* Requirement
The answer must be a single number: how many lines below contain "handle".

▬▬▬▬▬▬▬▬▬▬

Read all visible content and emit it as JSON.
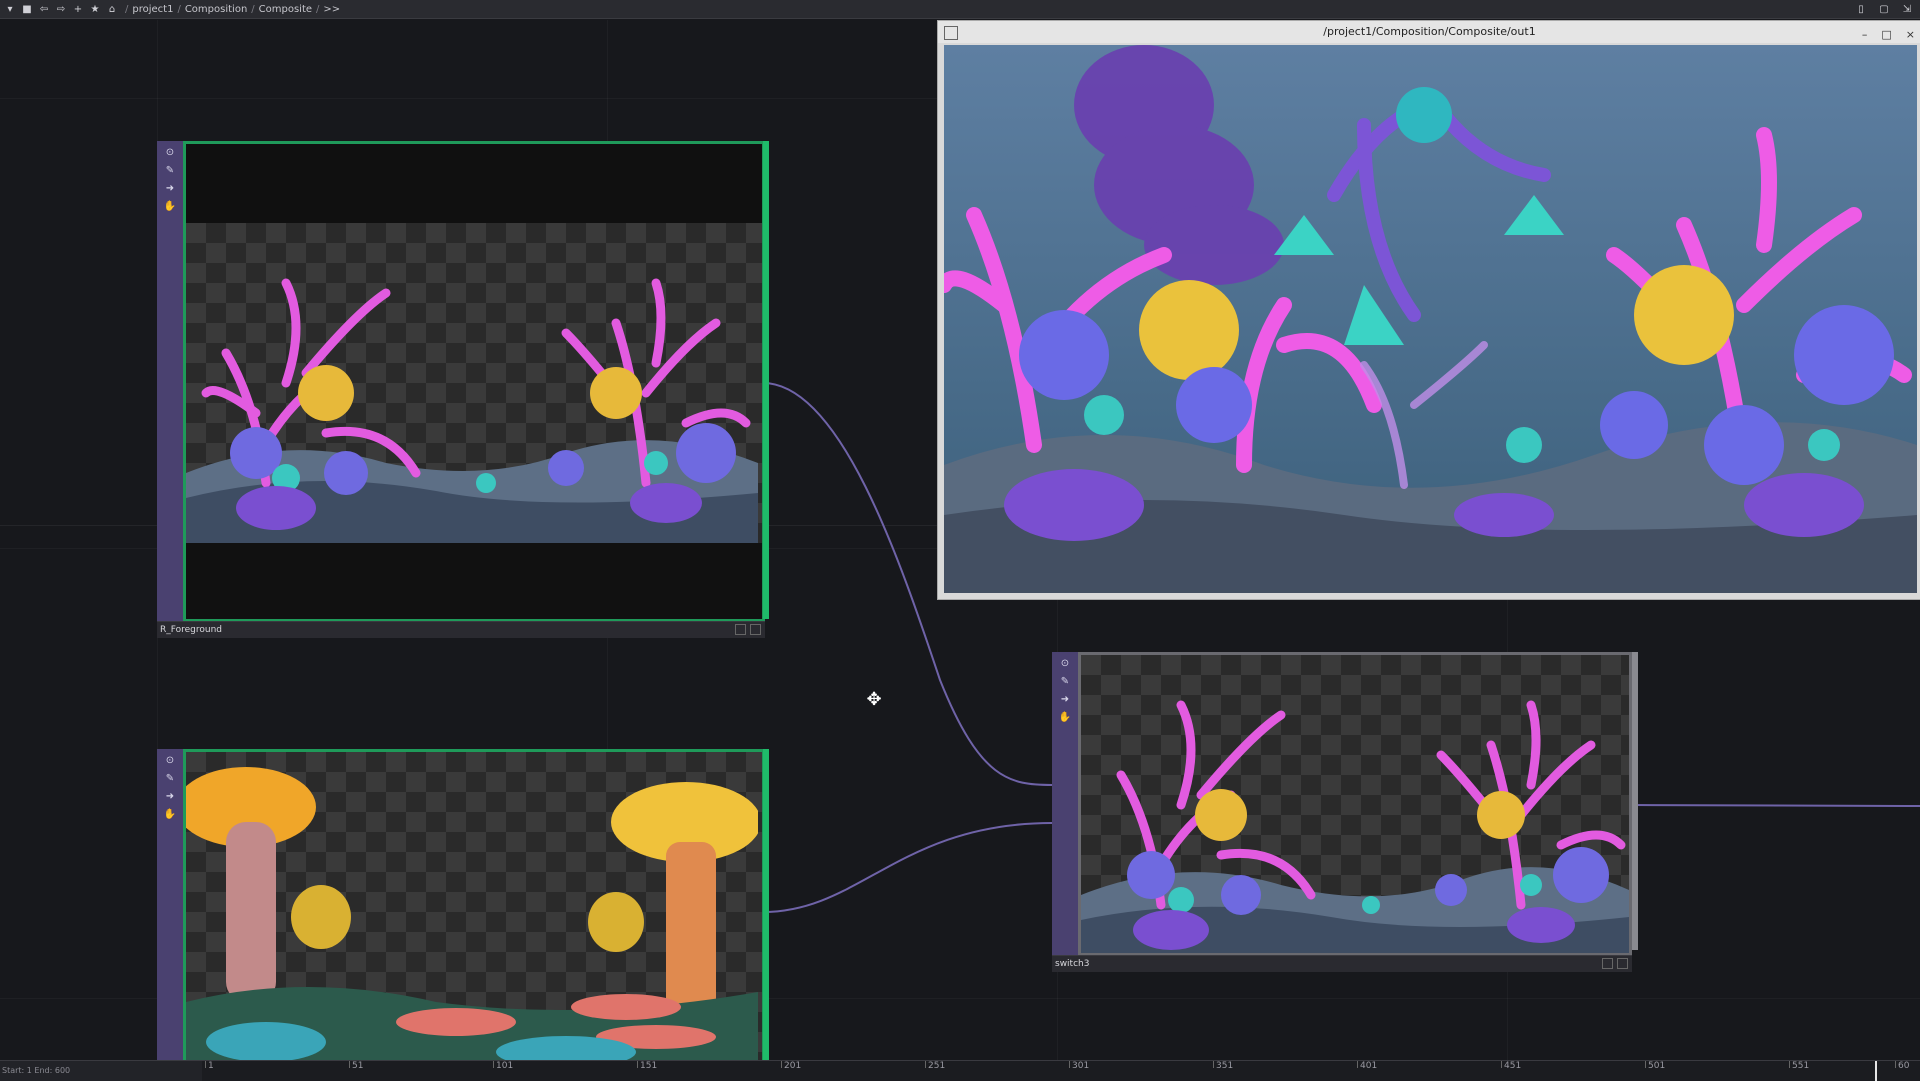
{
  "topbar": {
    "breadcrumb": [
      "project1",
      "Composition",
      "Composite",
      ">>"
    ],
    "separator": "/"
  },
  "preview_window": {
    "title": "/project1/Composition/Composite/out1",
    "controls": [
      "–",
      "□",
      "×"
    ]
  },
  "nodes": {
    "foreground": {
      "label": "R_Foreground"
    },
    "mushrooms": {
      "label": ""
    },
    "switch": {
      "label": "switch3"
    }
  },
  "timeline": {
    "left_text": "Start: 1    End: 600",
    "ticks": [
      "1",
      "51",
      "101",
      "151",
      "201",
      "251",
      "301",
      "351",
      "401",
      "451",
      "501",
      "551",
      "60"
    ]
  },
  "colors": {
    "accent": "#1f9a5a",
    "node_strip": "#4a4170",
    "wire": "#6f63a8"
  }
}
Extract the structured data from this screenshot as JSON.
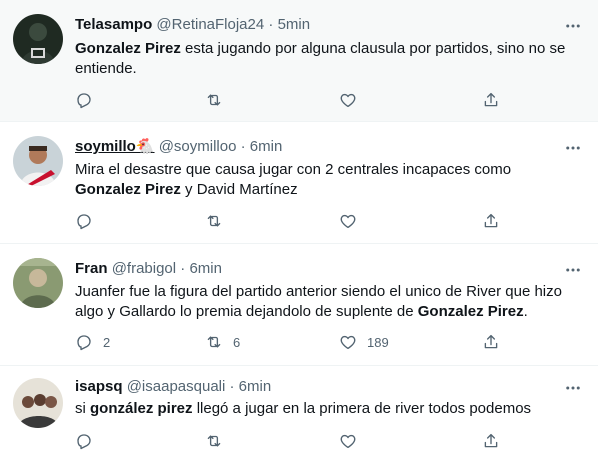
{
  "tweets": [
    {
      "name": "Telasampo",
      "handle": "@RetinaFloja24",
      "dot": "·",
      "time": "5min",
      "text_parts": [
        "",
        "Gonzalez Pirez",
        " esta jugando por alguna clausula por partidos, sino no se entiende."
      ],
      "replies": "",
      "retweets": "",
      "likes": ""
    },
    {
      "name": "soymillo🐔",
      "handle": "@soymilloo",
      "dot": "·",
      "time": "6min",
      "text_parts": [
        "Mira el desastre que causa jugar con 2 centrales incapaces como ",
        "Gonzalez Pirez",
        " y David Martínez"
      ],
      "replies": "",
      "retweets": "",
      "likes": ""
    },
    {
      "name": "Fran",
      "handle": "@frabigol",
      "dot": "·",
      "time": "6min",
      "text_parts": [
        "Juanfer fue la figura del partido anterior siendo el unico de River que hizo algo y Gallardo lo premia dejandolo de suplente de ",
        "Gonzalez Pirez",
        "."
      ],
      "replies": "2",
      "retweets": "6",
      "likes": "189"
    },
    {
      "name": "isapsq",
      "handle": "@isaapasquali",
      "dot": "·",
      "time": "6min",
      "text_parts": [
        "si ",
        "gonzález pirez",
        " llegó a jugar en la primera de river todos podemos"
      ],
      "replies": "",
      "retweets": "",
      "likes": ""
    }
  ],
  "icons": {
    "more": "more-horizontal-icon",
    "reply": "reply-icon",
    "retweet": "retweet-icon",
    "like": "heart-icon",
    "share": "share-icon"
  },
  "colors": {
    "text": "#0f1419",
    "secondary": "#536471",
    "hover_bg": "#f7f9f9",
    "divider": "#eff3f4"
  }
}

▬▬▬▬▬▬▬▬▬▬

* Problem solution
4